### YOUR GOAL
Write out all of the lines below, exactly and completely.

### Entries from a dataset of interfaces
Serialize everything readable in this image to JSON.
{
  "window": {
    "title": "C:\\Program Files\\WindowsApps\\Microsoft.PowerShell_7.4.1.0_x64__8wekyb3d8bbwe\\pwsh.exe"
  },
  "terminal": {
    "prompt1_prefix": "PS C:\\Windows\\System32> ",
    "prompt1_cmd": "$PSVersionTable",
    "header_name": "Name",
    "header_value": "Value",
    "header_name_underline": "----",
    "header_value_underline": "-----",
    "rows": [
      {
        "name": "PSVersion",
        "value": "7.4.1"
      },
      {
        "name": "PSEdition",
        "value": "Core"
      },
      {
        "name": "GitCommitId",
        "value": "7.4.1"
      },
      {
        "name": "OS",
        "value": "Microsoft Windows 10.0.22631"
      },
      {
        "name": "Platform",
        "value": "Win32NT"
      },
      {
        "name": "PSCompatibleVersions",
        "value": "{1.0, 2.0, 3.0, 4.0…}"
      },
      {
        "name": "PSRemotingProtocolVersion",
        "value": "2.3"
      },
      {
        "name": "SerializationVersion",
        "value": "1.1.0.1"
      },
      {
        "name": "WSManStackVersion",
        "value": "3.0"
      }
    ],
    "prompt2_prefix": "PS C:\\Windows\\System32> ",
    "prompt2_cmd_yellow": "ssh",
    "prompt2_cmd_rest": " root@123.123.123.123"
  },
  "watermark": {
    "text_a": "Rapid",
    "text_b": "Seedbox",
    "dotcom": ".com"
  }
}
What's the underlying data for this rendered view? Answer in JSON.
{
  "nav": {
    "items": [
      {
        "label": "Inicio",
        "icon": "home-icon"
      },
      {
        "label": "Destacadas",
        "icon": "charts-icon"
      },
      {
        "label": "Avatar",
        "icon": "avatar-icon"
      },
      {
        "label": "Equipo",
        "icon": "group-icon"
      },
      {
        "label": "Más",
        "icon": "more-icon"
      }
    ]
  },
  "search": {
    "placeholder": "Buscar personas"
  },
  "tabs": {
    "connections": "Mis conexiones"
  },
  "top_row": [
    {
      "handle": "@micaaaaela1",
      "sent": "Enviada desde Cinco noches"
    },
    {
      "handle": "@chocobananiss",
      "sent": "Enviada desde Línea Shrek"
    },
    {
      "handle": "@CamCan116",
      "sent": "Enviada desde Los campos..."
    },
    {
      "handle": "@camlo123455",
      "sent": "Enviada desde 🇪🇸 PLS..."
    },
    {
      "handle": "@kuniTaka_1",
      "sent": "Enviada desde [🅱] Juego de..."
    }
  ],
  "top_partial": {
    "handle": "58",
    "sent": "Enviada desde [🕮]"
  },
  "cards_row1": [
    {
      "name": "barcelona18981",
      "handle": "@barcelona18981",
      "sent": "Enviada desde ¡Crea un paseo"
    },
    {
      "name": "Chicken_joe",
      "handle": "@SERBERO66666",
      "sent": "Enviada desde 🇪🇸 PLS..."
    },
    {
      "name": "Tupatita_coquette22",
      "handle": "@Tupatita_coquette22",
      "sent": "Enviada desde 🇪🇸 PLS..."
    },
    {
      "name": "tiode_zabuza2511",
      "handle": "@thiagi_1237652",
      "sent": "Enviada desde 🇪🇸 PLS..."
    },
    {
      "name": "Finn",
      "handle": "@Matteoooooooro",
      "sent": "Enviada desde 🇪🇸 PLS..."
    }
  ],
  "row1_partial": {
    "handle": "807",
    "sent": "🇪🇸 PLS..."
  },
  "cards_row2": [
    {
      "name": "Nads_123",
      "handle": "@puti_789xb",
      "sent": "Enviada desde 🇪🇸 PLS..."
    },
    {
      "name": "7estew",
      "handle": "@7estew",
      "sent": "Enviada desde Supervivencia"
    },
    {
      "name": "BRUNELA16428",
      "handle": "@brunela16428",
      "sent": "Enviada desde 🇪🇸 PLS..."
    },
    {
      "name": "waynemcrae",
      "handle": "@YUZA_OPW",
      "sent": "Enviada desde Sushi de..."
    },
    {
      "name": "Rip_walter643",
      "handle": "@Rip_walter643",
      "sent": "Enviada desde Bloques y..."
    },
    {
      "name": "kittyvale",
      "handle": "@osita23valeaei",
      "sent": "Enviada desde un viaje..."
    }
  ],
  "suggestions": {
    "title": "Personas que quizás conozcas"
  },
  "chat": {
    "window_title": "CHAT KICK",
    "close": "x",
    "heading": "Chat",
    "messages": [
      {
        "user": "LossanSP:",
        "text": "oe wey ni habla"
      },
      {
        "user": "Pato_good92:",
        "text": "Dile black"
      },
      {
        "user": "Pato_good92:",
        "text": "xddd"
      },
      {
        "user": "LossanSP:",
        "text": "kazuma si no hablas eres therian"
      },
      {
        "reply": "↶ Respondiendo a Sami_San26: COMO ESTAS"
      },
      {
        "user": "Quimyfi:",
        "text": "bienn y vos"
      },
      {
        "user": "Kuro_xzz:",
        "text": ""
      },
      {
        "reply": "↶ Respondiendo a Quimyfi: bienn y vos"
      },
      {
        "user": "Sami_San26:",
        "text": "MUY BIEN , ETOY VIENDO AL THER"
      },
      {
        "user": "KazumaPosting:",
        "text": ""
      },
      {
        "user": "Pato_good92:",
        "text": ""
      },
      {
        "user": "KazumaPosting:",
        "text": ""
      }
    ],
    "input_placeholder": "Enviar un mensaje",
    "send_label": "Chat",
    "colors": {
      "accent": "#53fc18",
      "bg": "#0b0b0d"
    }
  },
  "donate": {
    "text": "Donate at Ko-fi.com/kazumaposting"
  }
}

### RESULT
Serialize everything readable in this image to JSON.
{
  "window": {
    "title": "C:\\Program Files\\WindowsApps\\Microsoft.PowerShell_7.4.1.0_x64__8wekyb3d8bbwe\\pwsh.exe"
  },
  "terminal": {
    "prompt1_prefix": "PS C:\\Windows\\System32> ",
    "prompt1_cmd": "$PSVersionTable",
    "header_name": "Name",
    "header_value": "Value",
    "header_name_underline": "----",
    "header_value_underline": "-----",
    "rows": [
      {
        "name": "PSVersion",
        "value": "7.4.1"
      },
      {
        "name": "PSEdition",
        "value": "Core"
      },
      {
        "name": "GitCommitId",
        "value": "7.4.1"
      },
      {
        "name": "OS",
        "value": "Microsoft Windows 10.0.22631"
      },
      {
        "name": "Platform",
        "value": "Win32NT"
      },
      {
        "name": "PSCompatibleVersions",
        "value": "{1.0, 2.0, 3.0, 4.0…}"
      },
      {
        "name": "PSRemotingProtocolVersion",
        "value": "2.3"
      },
      {
        "name": "SerializationVersion",
        "value": "1.1.0.1"
      },
      {
        "name": "WSManStackVersion",
        "value": "3.0"
      }
    ],
    "prompt2_prefix": "PS C:\\Windows\\System32> ",
    "prompt2_cmd_yellow": "ssh",
    "prompt2_cmd_rest": " root@123.123.123.123"
  },
  "watermark": {
    "text_a": "Rapid",
    "text_b": "Seedbox",
    "dotcom": ".com"
  }
}
What's the underlying data for this rendered view? Answer in JSON.
{
  "nav": {
    "items": [
      {
        "label": "Inicio",
        "icon": "home-icon"
      },
      {
        "label": "Destacadas",
        "icon": "charts-icon"
      },
      {
        "label": "Avatar",
        "icon": "avatar-icon"
      },
      {
        "label": "Equipo",
        "icon": "group-icon"
      },
      {
        "label": "Más",
        "icon": "more-icon"
      }
    ]
  },
  "search": {
    "placeholder": "Buscar personas"
  },
  "tabs": {
    "connections": "Mis conexiones"
  },
  "top_row": [
    {
      "handle": "@micaaaaela1",
      "sent": "Enviada desde Cinco noches"
    },
    {
      "handle": "@chocobananiss",
      "sent": "Enviada desde Línea Shrek"
    },
    {
      "handle": "@CamCan116",
      "sent": "Enviada desde Los campos..."
    },
    {
      "handle": "@camlo123455",
      "sent": "Enviada desde 🇪🇸 PLS..."
    },
    {
      "handle": "@kuniTaka_1",
      "sent": "Enviada desde [🅱] Juego de..."
    }
  ],
  "top_partial": {
    "handle": "58",
    "sent": "Enviada desde [🕮]"
  },
  "cards_row1": [
    {
      "name": "barcelona18981",
      "handle": "@barcelona18981",
      "sent": "Enviada desde ¡Crea un paseo"
    },
    {
      "name": "Chicken_joe",
      "handle": "@SERBERO66666",
      "sent": "Enviada desde 🇪🇸 PLS..."
    },
    {
      "name": "Tupatita_coquette22",
      "handle": "@Tupatita_coquette22",
      "sent": "Enviada desde 🇪🇸 PLS..."
    },
    {
      "name": "tiode_zabuza2511",
      "handle": "@thiagi_1237652",
      "sent": "Enviada desde 🇪🇸 PLS..."
    },
    {
      "name": "Finn",
      "handle": "@Matteoooooooro",
      "sent": "Enviada desde 🇪🇸 PLS..."
    }
  ],
  "row1_partial": {
    "handle": "807",
    "sent": "🇪🇸 PLS..."
  },
  "cards_row2": [
    {
      "name": "Nads_123",
      "handle": "@puti_789xb",
      "sent": "Enviada desde 🇪🇸 PLS..."
    },
    {
      "name": "7estew",
      "handle": "@7estew",
      "sent": "Enviada desde Supervivencia"
    },
    {
      "name": "BRUNELA16428",
      "handle": "@brunela16428",
      "sent": "Enviada desde 🇪🇸 PLS..."
    },
    {
      "name": "waynemcrae",
      "handle": "@YUZA_OPW",
      "sent": "Enviada desde Sushi de..."
    },
    {
      "name": "Rip_walter643",
      "handle": "@Rip_walter643",
      "sent": "Enviada desde Bloques y..."
    },
    {
      "name": "kittyvale",
      "handle": "@osita23valeaei",
      "sent": "Enviada desde un viaje..."
    }
  ],
  "suggestions": {
    "title": "Personas que quizás conozcas"
  },
  "chat": {
    "window_title": "CHAT KICK",
    "close": "x",
    "heading": "Chat",
    "messages": [
      {
        "user": "LossanSP:",
        "text": "oe wey ni habla"
      },
      {
        "user": "Pato_good92:",
        "text": "Dile black"
      },
      {
        "user": "Pato_good92:",
        "text": "xddd"
      },
      {
        "user": "LossanSP:",
        "text": "kazuma si no hablas eres therian"
      },
      {
        "reply": "↶ Respondiendo a Sami_San26: COMO ESTAS"
      },
      {
        "user": "Quimyfi:",
        "text": "bienn y vos"
      },
      {
        "user": "Kuro_xzz:",
        "text": ""
      },
      {
        "reply": "↶ Respondiendo a Quimyfi: bienn y vos"
      },
      {
        "user": "Sami_San26:",
        "text": "MUY BIEN , ETOY VIENDO AL THER"
      },
      {
        "user": "KazumaPosting:",
        "text": ""
      },
      {
        "user": "Pato_good92:",
        "text": ""
      },
      {
        "user": "KazumaPosting:",
        "text": ""
      }
    ],
    "input_placeholder": "Enviar un mensaje",
    "send_label": "Chat",
    "colors": {
      "accent": "#53fc18",
      "bg": "#0b0b0d"
    }
  },
  "donate": {
    "text": "Donate at Ko-fi.com/kazumaposting"
  }
}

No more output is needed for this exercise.